This week is the start of the evaluation period in basketball, a crucial time when prospective high school recruits like Admiral Farragut’s Max Eaton and Boca Ciega’s Dallas Moore play for summer travel teams in hopes of landing a scholarship.
College coaches regularly show up at these athletic apparel-sponsored tournaments to study the players’ moves.
And so do agents, some of whom use unsavory methods to make inroads with top-level prospects in hopes of landing them when they become NBA ready.
The NCAA does not allow agents or AAU coaches to have “undue influence on prospective student-athletes” and shook up the summer league circuit last week by banning four teams from participating in NCAA-sanctioned events because of their association with a sports agent. One of those teams was the St. Petersburg-based Adidas Florida Rams, founded by Clearwater High graduate Matt Ramker.

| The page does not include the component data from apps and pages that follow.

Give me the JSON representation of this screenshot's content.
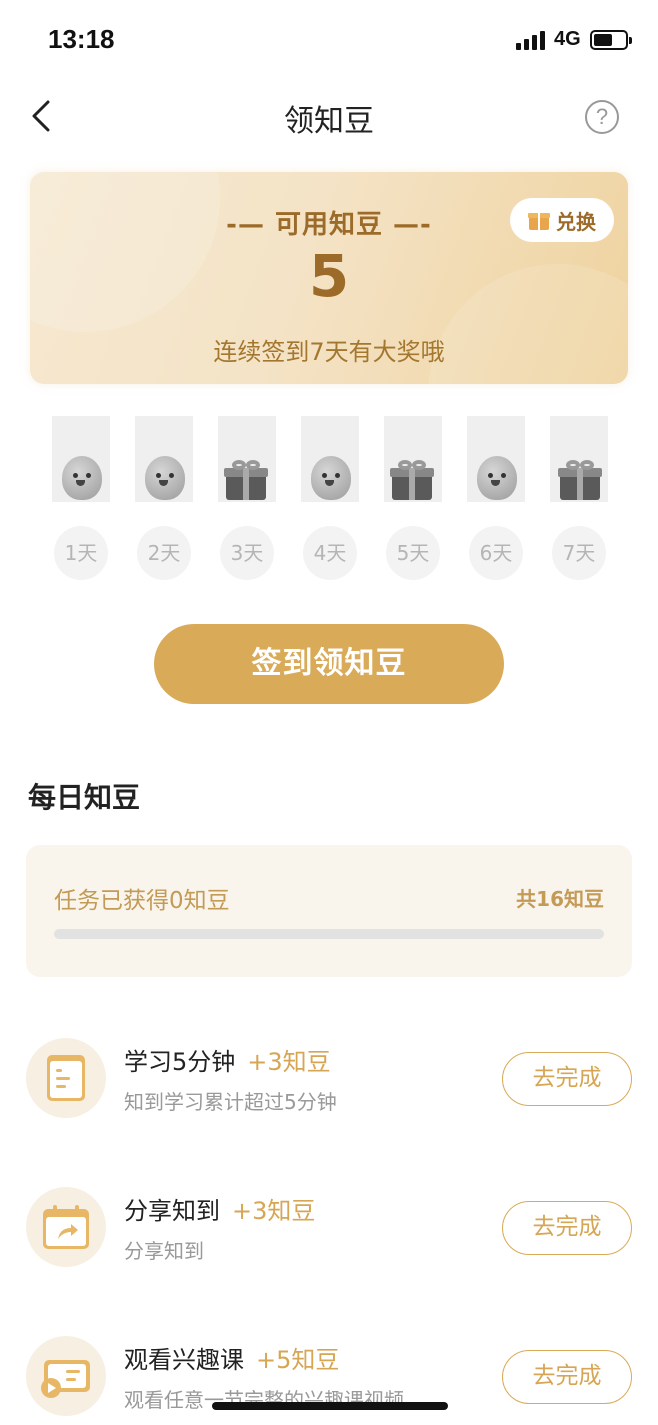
{
  "status_bar": {
    "time": "13:18",
    "network": "4G"
  },
  "header": {
    "title": "领知豆",
    "help_symbol": "?"
  },
  "points_card": {
    "label": "-— 可用知豆 —-",
    "value": "5",
    "hint": "连续签到7天有大奖哦",
    "exchange_label": "兑换"
  },
  "checkin_days": [
    {
      "label": "1天",
      "reward_icon": "bean-icon"
    },
    {
      "label": "2天",
      "reward_icon": "bean-icon"
    },
    {
      "label": "3天",
      "reward_icon": "gift-icon"
    },
    {
      "label": "4天",
      "reward_icon": "bean-icon"
    },
    {
      "label": "5天",
      "reward_icon": "gift-icon"
    },
    {
      "label": "6天",
      "reward_icon": "bean-icon"
    },
    {
      "label": "7天",
      "reward_icon": "big-gift-icon"
    }
  ],
  "signin_button": "签到领知豆",
  "daily": {
    "title": "每日知豆",
    "earned_text": "任务已获得0知豆",
    "total_text": "共16知豆",
    "progress_fraction": 0
  },
  "tasks": [
    {
      "title": "学习5分钟",
      "reward": "+3知豆",
      "desc": "知到学习累计超过5分钟",
      "button": "去完成",
      "icon": "document-icon"
    },
    {
      "title": "分享知到",
      "reward": "+3知豆",
      "desc": "分享知到",
      "button": "去完成",
      "icon": "share-calendar-icon"
    },
    {
      "title": "观看兴趣课",
      "reward": "+5知豆",
      "desc": "观看任意一节完整的兴趣课视频",
      "button": "去完成",
      "icon": "video-course-icon"
    }
  ],
  "colors": {
    "accent": "#d9aa58",
    "accent_text": "#9c6b2a",
    "card_bg": "#faf5ec"
  }
}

It was a move that left players — Eaton and Moore included — scrambling to join other programs. And it brought an end to Ramker’s basketball empire.
The NCAA said the Rams and three other teams had contact with Andy Miller, who urged Ramker and others to steer players toward his ASM Sports Agency. By rule, non-scholastic teams associated with agents are prohibited from competing in NCAA-certified events.
The NCAA also limits contact between colleges and AAU coaches. The intent is to return the bulk of the recruiting process to high schools, where coaches with better credentials — and no financial incentive — can act as a buffer between the college coach and player.
As far as agents, some states are trying to enact reform bills to keep the rogue ones in check.
“Agents are allowed to attend summer tournaments,” said Tom Topping, coach of Nike Team Florida and a teacher at Osceola Middle School. “There’s nothing wrong with that. Most go about things the right way. There are some who go about it wrong. I can’t say I’m surprised by the NCAA’s decision this past week.
“Nothing surprises me in the youth sport circuit. Anyone, whether it’s a coach, agent or player, is trying to gain an upper hand. There have been some agents who have tried to build a relationship with me or a player. I can’t speak for others, and I’m not trying to single out Matt or the Florida Rams or anyone else, but that’s not how I’m going to approach things. I’m an educator and so is my wife. And that’s where our priorities are first.”
Ramker cannot be involved with the Rams in any capacity. The banned teams will not be allowed to operate under their established team names, use the same uniforms or gear, or use lodging, meals or transportation provided by any of the administrators.
The NCAA was able to establish a link between the administrators of the four travel teams and Miller based in part on an email from Miller’s account:
“I get tired of being the 1 guy that has to get 1st rd picks every year. I’d be happy to help you get guys + lend support. You have to want it + have to hustle. …We’re facing a summer with no revenue. Yet, everyone will expect their checks, expenses reimburse, etc. I try to give a consistent platform in order to facilitate production. Am I getting the level of production in return that I want or expect? & You decided to be apart of it on some level & Do more than just give it thought, act on it.”
Ramker, who declined comment, got his chops down in amateur basketball by helping organize the Hooters High School Invitational. He went on to the AAU ranks and established the Rams in 2005. Ramker worked with some of the best players in the country, including former Gibbs and Admiral Farragut standout Marreese Speights, who played at Florida before declaring for the NBA draft in 2008.
Ramker became Speights’ financial adviser. Speights’ agent? Miller.
Ramker has worked with other NBA players, including Taurean Green, both of whom signed with Miller.
This isn’t the first time Miller has been in trouble for his methods of landing clients.
In 2010, the New York Times reported that Miller was ordered to pay $40,000 in damages to another agent for tampering with a client. The Times also said that in 2002 a jury ordered Miller to pay $4.6 million to his former employer, Eric Fleisher, for taking 16 clients when he left Fleisher’s firm. Among the players were Kevin Garnett and Chauncey Billups. The case was settled for an undisclosed sum while on appeal.
Ramker’s former players have joined Tampa-based Elite Florida and are playing this week in Indianapolis.
“It’s unfortunate the timing of the NCAA decision,” Florida Elite director Conrad Foss said. “But I knew this was coming because that investigation had been going on for a while.”
And the summer circuit will continue. Adidas has a tournament this week. Nike holds one the week after.
“The thing that is frustrating is that everyone who is an opponent of AAU basketball is going to look at this NCAA decision and paint a broad brush and assume we’re all the on the take,” Topping said. “It does give us, even the ones who are doing it right, a black eye.”
Bob Putnam can be reached at email@example.com.
Photo: Former Florida standout Marreese Speights